* Process Rights Management: This is a revised and updated permissions structure that allows specific users to have specific root permissions, so if several admins are controlling individual services on the same server, they can be given complete control over their processes and programs without having full root access to the system.
This is what RAND corporation engineers in 1954 thought computers in 2004 would look like, heh! Guess they weren’t exactly as hopeful as the Jetsons, eh? As usual, the truth lies somewhere in the middle.
Slashdot | Physicists Finally Solve the Falling-Paper Problem
neutron_p writes “The so-called “falling paper” problem has long intrigued scientists. James C. Maxwell pondered the tumbling motions of playing cards in 1853. Why don’t flat things fall straight down? Pieces of paper fall down, then rise into the air, then glide along, then again rise… It occurs in a seemingly chaotic manner. Now researchers at Cornell University have solved the falling paper problem by calculating the motions of a scientific journal page in flight and there were a few surprises.” There’s also a story in the Cornell Sun.
Almost as a corollary to the previous post, we have this one…
Yoran and Spaf’s Law
In his book “Practical Unix and Internet Security,” Professor Gene Spafford of Purdue University spells out Spaf’s first principle of security administration: “If you have responsibility for security but have no authority to set rules or punish violators, your own role in the organization is to take the blame when something big goes wrong.”
Amen! I’ll be presenting this to the appropriate people that (currently) think security is irrelevant
Security Sounds Good, But Does It Make Me Money? (Business)
From time to time, I find myself sucked into discussions about the return on investment of security. The discussion goes something like this: from a business perspective, if security is an expense and I can choose to incur it or not, why should I? I seem to have done just fine until today. Then, a more enlightened issue comes up: if I understand the risk and I am willing to take it, that means I have the choice of spending money on prevention or remediation.
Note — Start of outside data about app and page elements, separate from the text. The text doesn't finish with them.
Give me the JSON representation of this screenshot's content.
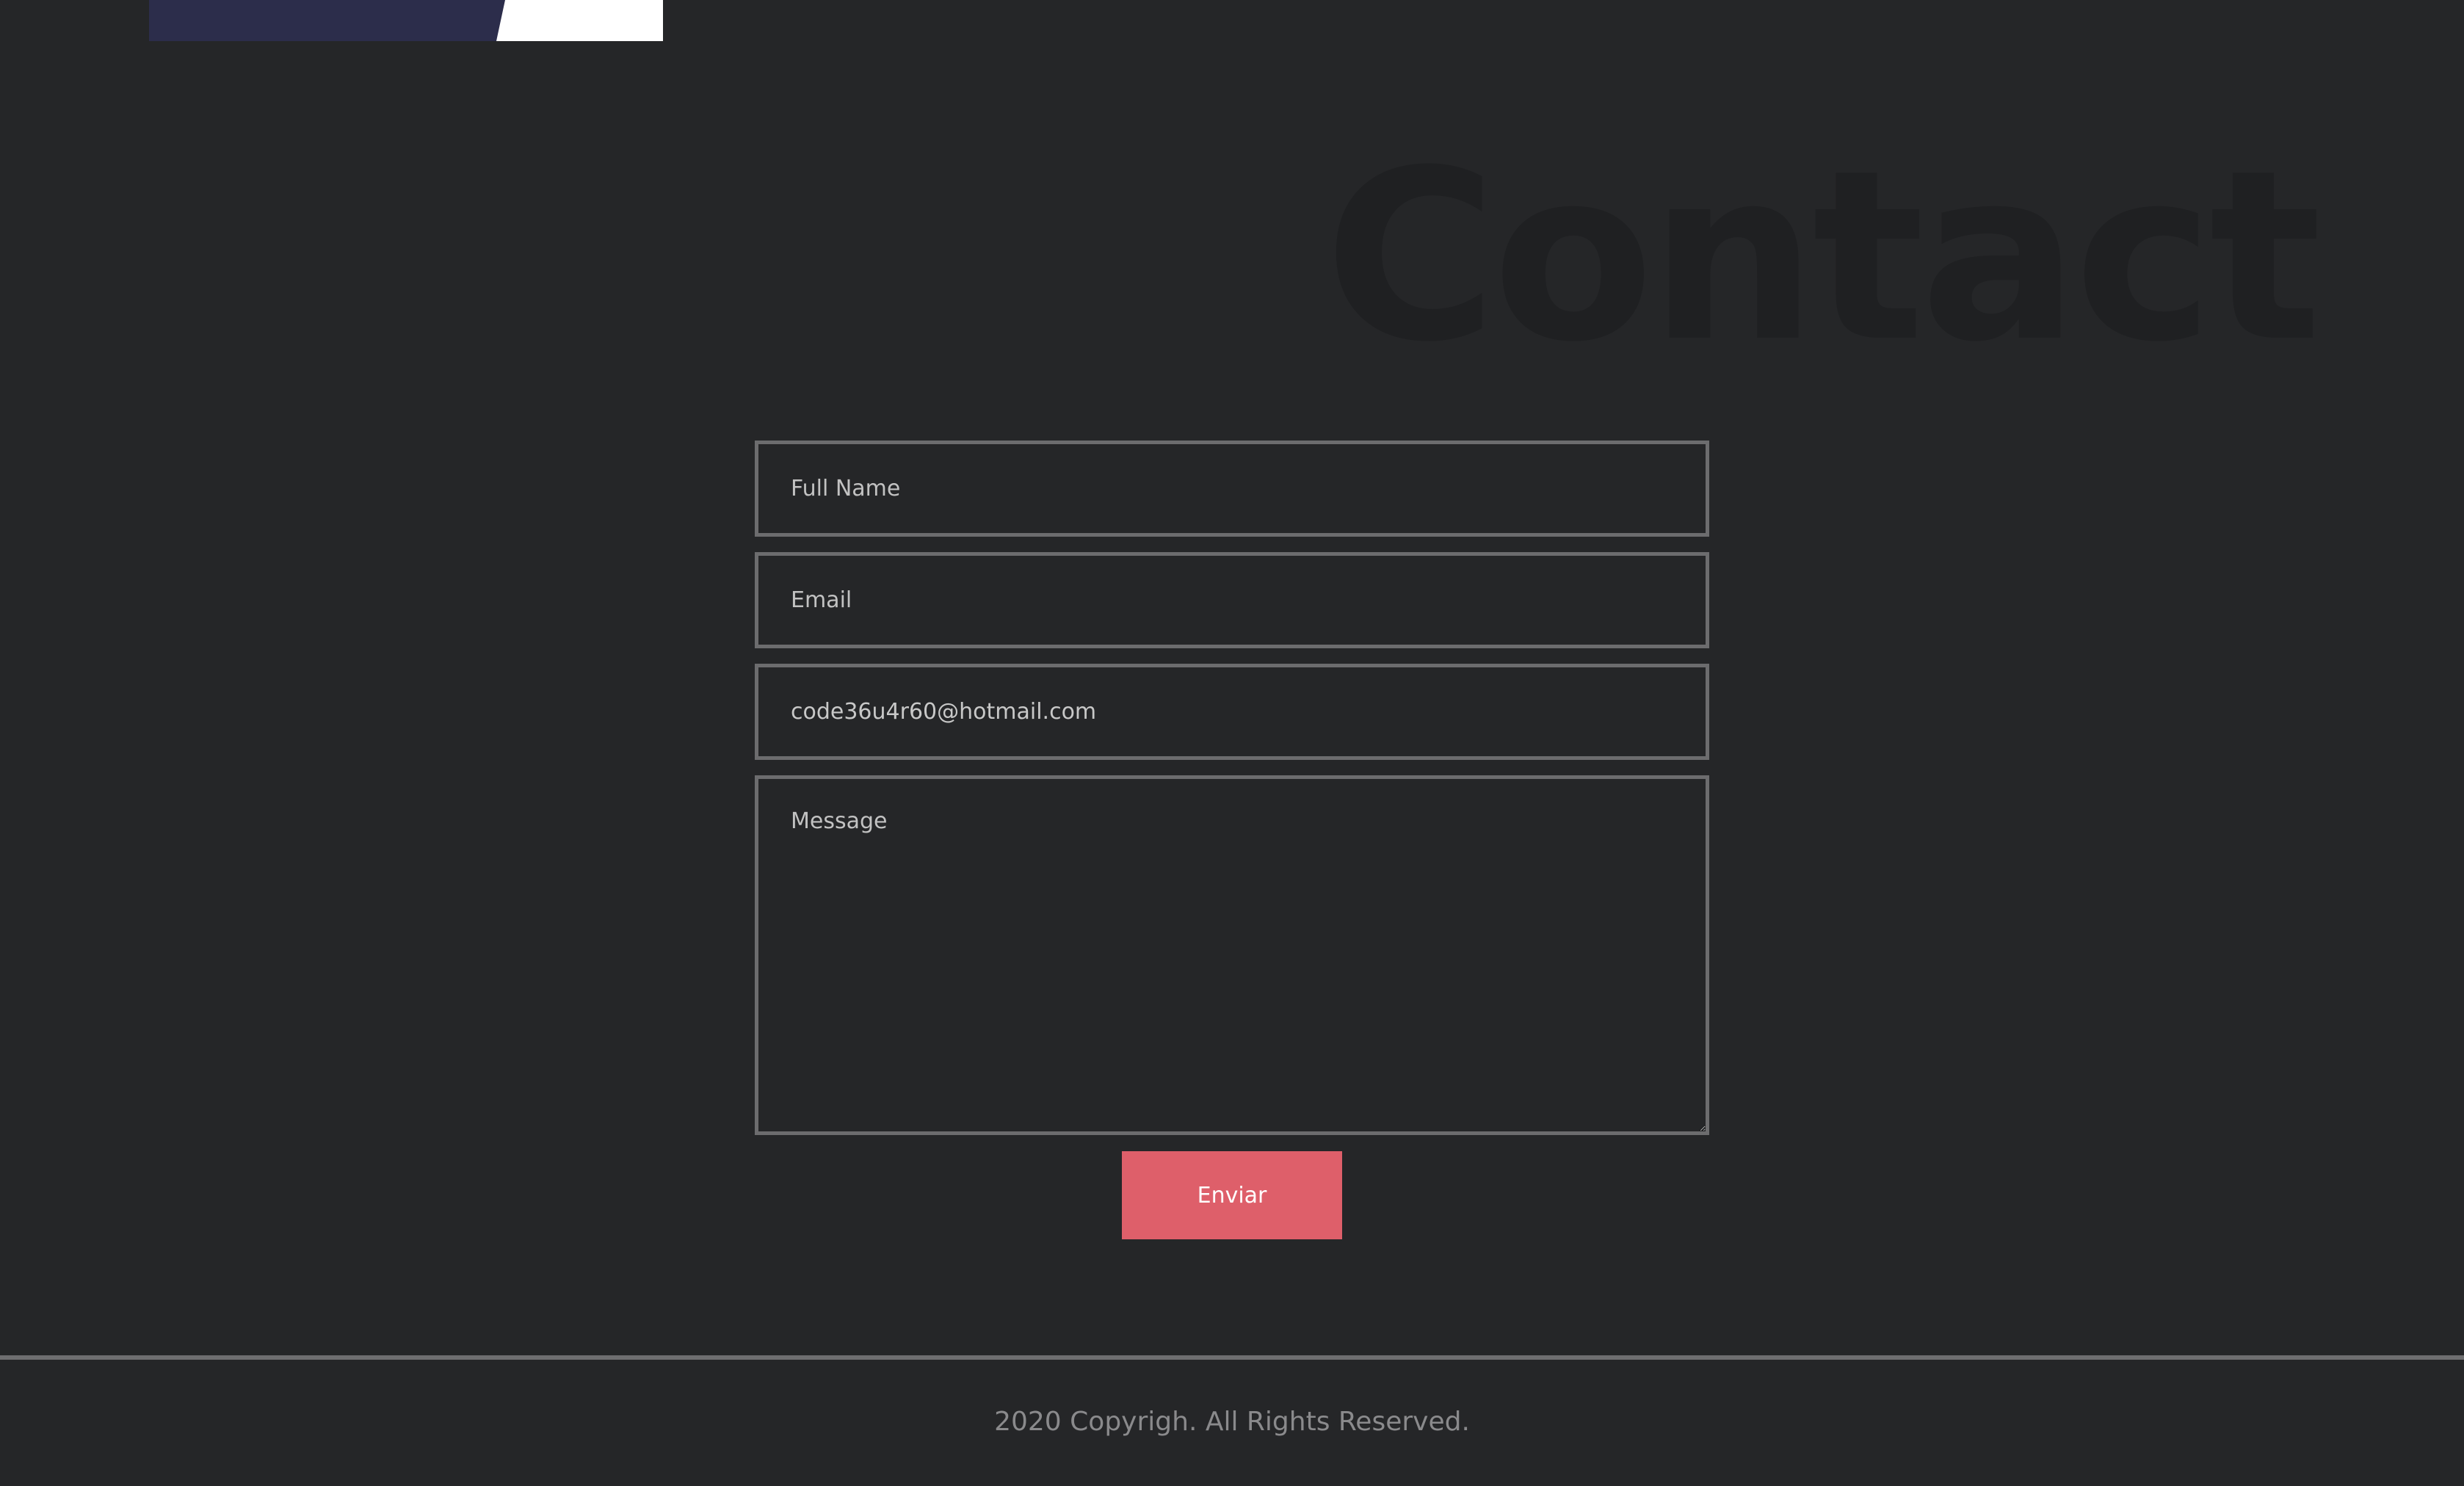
{
  "section": {
    "title": "Contact"
  },
  "form": {
    "fields": [
      {
        "placeholder": "Full Name",
        "value": ""
      },
      {
        "placeholder": "Email",
        "value": ""
      },
      {
        "placeholder": "",
        "value": "code36u4r60@hotmail.com"
      }
    ],
    "message": {
      "placeholder": "Message"
    },
    "submit_label": "Enviar"
  },
  "footer": {
    "copyright": "2020 Copyrigh. All Rights Reserved."
  },
  "colors": {
    "background": "#252628",
    "accent_button": "#de5f6a",
    "field_border": "#6c6c6e",
    "banner_dark": "#2c2d4b"
  }
}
Why not wait until something happens and then%u2026 we%u2019ll call you.
That just about describes the biggest misconception in business today.
Apple – iPod Photo
The newest member of the iPod family, iPod Photo comes in two sizes: a 40GB model, available for $499, and a capacious 60GB model that sells for $599. Both feature a razor sharp LCD display that lets you see your photos in vivid color %u2014 65,536 colors, to be exact. And with its built-in backlighting, you%u2019ll be able to admire those photos indoors or out.
Very technical, but very cool!
The Quarter Shrinker uses a technique called high velocity electromagnetic metal forming, or “Magneforming”. This technique was originally developed by the aerospace industry in conjunction with NASA, and has been popularized by Aerovox, Grumman, and Maxwell. It involves quickly discharging a high energy capacitor bank through a work coil to generate a very powerful and rapidly changing magnetic field which then “forms” the metal to be fabricated. While it works best with metals of relatively high electrical conductivity such as copper or aluminum alloys, it will work to a more limited extent with poorer conductors such as sheet steel.